*Darius Walker had his first game this season with less than 100 rushing yards. He finished the game with 23 carries for 80 yards. This ends the streak of four consecutive contests breaking that barrier. Backup running back Travis Thomas got into the game late and scored a 10-yard touchdown with the second team offense. Weis likes his running style.
"Every time he plays he runs hard," Weis said. "That's the way he plays. He's a hammer type of guy. He's a very physical, stout player and he plays that way as a runner and he plays that way on special teams. I have lot of confidence in Travis. I'd use him at any time. Our running back situation which coming into the season everyone says, oh, what are you going to do if Darius isn't there, throw Rashon (Powers-Neal) in there and Travis in there, we have a very good situation head to head at that position."
Thomas has not seen a lot of carries with the first team offense this season. He only has 19 carries for 109 yards but is averaging 5.7 YPC. In those 19 carries, he has yet to be tackled for a loss. Walker has been the workhorse of the ground attack, carrying the ball 116 times for 528 yards for an average of 4.6 YPC. Could Thomas be seeing more carries as the season progresses? Weis quickly put an end to the thought as of now.
"I don't believe in running back by committee," Weis said. "You have a main stay at running back and then you supplement and that's the plan. Darius is our starting running back and between Rashon and Travis, they'll pick up the rest of the snaps."
*The defense stepped up in the first half versus Purdue with another critical takeaway at a crucial moment of the game. Korey Sheets took an option pitch from Purdue quarterback Brandon Kirsch in the first quarter and rumbled down the right sideline for 38 yards. Notre Dame quarterback Ambrose Wooden hustled and knocked Sheets out of bounds at the Irish one-yard line. On the next play, Brandon Hoyte caused Boiler back Jarod Void to fumble and Mike Richardson recovered the ball for a Notre Dame first down. It was the Irish's fifth red zone takeaway. The Irish took advantage of the miscue by driving the ball 98 yards in 15 plays for a one-yard Powers-Neal touchdown on fourth and goal.

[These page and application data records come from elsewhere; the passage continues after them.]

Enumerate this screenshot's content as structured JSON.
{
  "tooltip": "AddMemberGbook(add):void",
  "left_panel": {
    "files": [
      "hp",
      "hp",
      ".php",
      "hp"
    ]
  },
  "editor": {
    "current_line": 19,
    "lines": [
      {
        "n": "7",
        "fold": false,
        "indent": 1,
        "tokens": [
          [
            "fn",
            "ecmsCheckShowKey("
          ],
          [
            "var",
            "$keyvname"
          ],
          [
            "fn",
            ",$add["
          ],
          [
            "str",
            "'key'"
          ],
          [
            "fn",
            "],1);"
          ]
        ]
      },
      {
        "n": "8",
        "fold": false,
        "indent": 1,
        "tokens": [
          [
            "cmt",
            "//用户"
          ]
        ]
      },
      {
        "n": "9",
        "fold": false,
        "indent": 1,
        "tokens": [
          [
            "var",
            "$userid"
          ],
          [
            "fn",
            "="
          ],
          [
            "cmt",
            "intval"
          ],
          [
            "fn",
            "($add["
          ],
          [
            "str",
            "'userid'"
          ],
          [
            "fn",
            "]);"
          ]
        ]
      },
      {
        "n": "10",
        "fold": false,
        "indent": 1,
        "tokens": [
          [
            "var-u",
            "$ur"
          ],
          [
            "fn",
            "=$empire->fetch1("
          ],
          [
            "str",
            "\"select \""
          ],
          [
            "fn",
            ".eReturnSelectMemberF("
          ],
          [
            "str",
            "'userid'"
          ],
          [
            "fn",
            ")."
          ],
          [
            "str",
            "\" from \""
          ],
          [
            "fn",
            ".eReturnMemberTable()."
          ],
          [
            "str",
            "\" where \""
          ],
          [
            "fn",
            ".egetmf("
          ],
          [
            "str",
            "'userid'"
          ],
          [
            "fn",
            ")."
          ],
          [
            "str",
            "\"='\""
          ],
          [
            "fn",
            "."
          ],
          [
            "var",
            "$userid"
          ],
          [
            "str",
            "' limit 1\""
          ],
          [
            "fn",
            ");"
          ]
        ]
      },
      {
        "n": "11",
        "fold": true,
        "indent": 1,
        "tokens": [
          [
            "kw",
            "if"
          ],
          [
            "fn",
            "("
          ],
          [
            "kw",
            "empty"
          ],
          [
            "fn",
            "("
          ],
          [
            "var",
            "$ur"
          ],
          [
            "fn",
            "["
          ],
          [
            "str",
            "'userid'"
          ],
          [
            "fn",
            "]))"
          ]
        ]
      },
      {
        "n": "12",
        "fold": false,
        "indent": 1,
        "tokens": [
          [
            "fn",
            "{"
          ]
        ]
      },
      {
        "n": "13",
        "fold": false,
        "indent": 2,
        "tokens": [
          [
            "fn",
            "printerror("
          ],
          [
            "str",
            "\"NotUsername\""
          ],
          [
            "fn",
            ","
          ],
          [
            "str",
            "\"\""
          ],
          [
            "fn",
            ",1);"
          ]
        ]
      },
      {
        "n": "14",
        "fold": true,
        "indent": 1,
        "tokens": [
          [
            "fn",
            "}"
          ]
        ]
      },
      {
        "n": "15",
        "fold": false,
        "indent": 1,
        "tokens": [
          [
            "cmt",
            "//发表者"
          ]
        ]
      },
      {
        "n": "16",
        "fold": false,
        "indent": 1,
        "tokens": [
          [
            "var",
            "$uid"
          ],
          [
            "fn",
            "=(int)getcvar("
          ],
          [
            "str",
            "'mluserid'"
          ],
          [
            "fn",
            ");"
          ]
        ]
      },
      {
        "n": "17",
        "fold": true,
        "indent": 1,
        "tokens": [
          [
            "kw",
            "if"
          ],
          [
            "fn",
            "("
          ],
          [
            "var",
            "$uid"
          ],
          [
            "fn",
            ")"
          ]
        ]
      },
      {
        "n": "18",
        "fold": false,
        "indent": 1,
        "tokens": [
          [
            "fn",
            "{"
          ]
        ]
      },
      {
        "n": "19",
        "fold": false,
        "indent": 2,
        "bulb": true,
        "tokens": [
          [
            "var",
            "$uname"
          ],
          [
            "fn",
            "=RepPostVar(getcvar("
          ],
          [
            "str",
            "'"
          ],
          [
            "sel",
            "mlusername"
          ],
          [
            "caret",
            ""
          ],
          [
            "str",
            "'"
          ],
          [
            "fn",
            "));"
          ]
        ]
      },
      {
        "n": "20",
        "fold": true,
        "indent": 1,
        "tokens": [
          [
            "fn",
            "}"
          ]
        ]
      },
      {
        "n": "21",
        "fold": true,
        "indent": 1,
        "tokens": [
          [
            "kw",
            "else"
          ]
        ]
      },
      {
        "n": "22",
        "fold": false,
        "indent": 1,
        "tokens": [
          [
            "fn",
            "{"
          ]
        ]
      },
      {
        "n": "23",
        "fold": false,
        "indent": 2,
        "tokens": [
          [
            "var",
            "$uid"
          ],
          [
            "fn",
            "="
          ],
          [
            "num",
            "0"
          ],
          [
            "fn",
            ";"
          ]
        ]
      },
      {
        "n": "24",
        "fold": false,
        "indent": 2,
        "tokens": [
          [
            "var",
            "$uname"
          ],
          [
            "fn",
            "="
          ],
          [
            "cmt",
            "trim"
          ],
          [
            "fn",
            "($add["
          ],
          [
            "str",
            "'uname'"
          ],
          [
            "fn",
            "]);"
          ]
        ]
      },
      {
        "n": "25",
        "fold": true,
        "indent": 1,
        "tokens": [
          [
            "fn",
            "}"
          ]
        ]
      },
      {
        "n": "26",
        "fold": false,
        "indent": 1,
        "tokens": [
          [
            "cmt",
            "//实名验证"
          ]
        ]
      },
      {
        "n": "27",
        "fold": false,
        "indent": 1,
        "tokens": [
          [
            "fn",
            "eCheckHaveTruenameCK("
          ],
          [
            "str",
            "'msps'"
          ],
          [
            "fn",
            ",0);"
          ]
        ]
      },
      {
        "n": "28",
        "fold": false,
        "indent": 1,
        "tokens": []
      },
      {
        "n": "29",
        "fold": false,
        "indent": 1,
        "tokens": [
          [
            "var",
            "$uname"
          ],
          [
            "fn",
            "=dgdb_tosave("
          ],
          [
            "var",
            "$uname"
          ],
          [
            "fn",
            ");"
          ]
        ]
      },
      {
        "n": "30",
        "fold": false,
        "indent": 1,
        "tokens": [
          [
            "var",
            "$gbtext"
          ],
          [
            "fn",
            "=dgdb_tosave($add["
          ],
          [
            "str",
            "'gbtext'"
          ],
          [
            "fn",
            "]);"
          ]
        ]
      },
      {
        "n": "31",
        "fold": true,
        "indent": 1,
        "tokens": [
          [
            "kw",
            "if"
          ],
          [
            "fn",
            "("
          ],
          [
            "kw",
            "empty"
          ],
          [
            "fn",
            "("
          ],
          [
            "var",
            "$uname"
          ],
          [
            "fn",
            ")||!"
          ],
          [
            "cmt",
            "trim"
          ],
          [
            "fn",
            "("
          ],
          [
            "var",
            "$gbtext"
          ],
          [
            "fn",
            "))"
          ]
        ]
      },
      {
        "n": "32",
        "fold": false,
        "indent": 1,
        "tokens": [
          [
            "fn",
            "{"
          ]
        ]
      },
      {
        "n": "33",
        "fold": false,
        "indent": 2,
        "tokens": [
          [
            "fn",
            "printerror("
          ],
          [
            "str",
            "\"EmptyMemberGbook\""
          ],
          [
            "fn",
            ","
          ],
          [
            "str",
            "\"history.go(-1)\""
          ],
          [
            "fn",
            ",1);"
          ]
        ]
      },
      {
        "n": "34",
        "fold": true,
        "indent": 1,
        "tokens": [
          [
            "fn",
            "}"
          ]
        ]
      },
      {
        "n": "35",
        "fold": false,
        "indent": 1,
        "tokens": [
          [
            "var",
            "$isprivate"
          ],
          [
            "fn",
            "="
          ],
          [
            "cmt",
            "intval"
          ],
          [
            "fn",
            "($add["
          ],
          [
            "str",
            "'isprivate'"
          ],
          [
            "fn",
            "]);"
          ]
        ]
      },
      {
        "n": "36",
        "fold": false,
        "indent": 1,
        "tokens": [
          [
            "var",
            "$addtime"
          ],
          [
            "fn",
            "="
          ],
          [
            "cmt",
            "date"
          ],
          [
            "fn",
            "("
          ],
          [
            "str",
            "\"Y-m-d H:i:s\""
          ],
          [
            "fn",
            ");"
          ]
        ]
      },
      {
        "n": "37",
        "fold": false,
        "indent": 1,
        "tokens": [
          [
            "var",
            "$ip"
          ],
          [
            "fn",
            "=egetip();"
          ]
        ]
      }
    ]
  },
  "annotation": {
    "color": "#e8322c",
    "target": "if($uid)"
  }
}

The turnover and subsequent touchdown drive hid the fact that the Irish defense once again gave up a big play. Weis counted 10 plays Purdue had that translated into over 300 yards of offense. Can you imagine what the yardage total might have been if Boiler coach Joe Tiller decided to pass the ball more frequently in the first half? Weis said the defense is trying their best to lower the number of backbreaking plays.
"You are trying to get none," Weis said. "You are trying to get no runs for 10 yards; trying to get no passes for 20 yards. It's not what you can live with, it's what you are shooting for. I think that's what everyone is shooting for. I don't know how realistic that is. But that's what you are shooting for. To give them a four-yard gain is different than you give them an 11-yard gain because an 11-yard gain is a first down. So what you are shooting for and what is realistic are two different things."
*Matt Shelton, the go-to-receiver in 2004, caught seven balls against the Boilermakers. This is a career high for the senior wide out. Most his receptions were for first downs.
*Jeff Samardzija is on fire this season. The junior pass catcher is 18th in the nation in receiving yards with 99.8 per game and is tied with Bowling Green's Steve Sanders for most touchdown receptions with eight. Samardzija has caught a touchdown in the first five games of the season, the first Notre Dame player to achieve this feat. He is also one touchdown off the Irish consecutive game streak of six by a wide receiver set in 1996 by Malcolm Johnson.